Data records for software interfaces

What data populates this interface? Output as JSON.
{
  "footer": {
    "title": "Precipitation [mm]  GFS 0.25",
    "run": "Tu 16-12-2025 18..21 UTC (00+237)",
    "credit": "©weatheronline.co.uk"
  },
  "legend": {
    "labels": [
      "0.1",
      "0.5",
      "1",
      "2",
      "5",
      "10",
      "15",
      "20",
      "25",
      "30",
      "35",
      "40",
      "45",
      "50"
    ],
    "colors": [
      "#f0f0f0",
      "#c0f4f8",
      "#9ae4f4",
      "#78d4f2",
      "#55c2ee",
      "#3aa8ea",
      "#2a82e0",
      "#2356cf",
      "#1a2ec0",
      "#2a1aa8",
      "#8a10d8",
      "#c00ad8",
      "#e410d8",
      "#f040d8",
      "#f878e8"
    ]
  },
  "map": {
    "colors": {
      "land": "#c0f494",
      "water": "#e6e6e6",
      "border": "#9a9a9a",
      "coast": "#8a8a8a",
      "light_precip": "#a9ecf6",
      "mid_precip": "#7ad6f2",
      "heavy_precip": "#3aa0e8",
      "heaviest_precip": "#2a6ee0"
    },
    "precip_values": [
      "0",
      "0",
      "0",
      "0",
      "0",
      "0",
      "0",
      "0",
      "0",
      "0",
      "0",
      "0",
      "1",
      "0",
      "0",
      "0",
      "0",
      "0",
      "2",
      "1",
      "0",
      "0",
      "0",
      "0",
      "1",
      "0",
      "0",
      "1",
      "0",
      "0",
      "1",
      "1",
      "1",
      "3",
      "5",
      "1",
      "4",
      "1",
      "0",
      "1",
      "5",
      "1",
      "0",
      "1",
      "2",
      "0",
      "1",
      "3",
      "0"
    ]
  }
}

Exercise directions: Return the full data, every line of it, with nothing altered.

Answer for the task:
What data populates this interface? Output as JSON.
{
  "footer": {
    "title": "Precipitation [mm]  GFS 0.25",
    "run": "Tu 16-12-2025 18..21 UTC (00+237)",
    "credit": "©weatheronline.co.uk"
  },
  "legend": {
    "labels": [
      "0.1",
      "0.5",
      "1",
      "2",
      "5",
      "10",
      "15",
      "20",
      "25",
      "30",
      "35",
      "40",
      "45",
      "50"
    ],
    "colors": [
      "#f0f0f0",
      "#c0f4f8",
      "#9ae4f4",
      "#78d4f2",
      "#55c2ee",
      "#3aa8ea",
      "#2a82e0",
      "#2356cf",
      "#1a2ec0",
      "#2a1aa8",
      "#8a10d8",
      "#c00ad8",
      "#e410d8",
      "#f040d8",
      "#f878e8"
    ]
  },
  "map": {
    "colors": {
      "land": "#c0f494",
      "water": "#e6e6e6",
      "border": "#9a9a9a",
      "coast": "#8a8a8a",
      "light_precip": "#a9ecf6",
      "mid_precip": "#7ad6f2",
      "heavy_precip": "#3aa0e8",
      "heaviest_precip": "#2a6ee0"
    },
    "precip_values": [
      "0",
      "0",
      "0",
      "0",
      "0",
      "0",
      "0",
      "0",
      "0",
      "0",
      "0",
      "0",
      "1",
      "0",
      "0",
      "0",
      "0",
      "0",
      "2",
      "1",
      "0",
      "0",
      "0",
      "0",
      "1",
      "0",
      "0",
      "1",
      "0",
      "0",
      "1",
      "1",
      "1",
      "3",
      "5",
      "1",
      "4",
      "1",
      "0",
      "1",
      "5",
      "1",
      "0",
      "1",
      "2",
      "0",
      "1",
      "3",
      "0"
    ]
  }
}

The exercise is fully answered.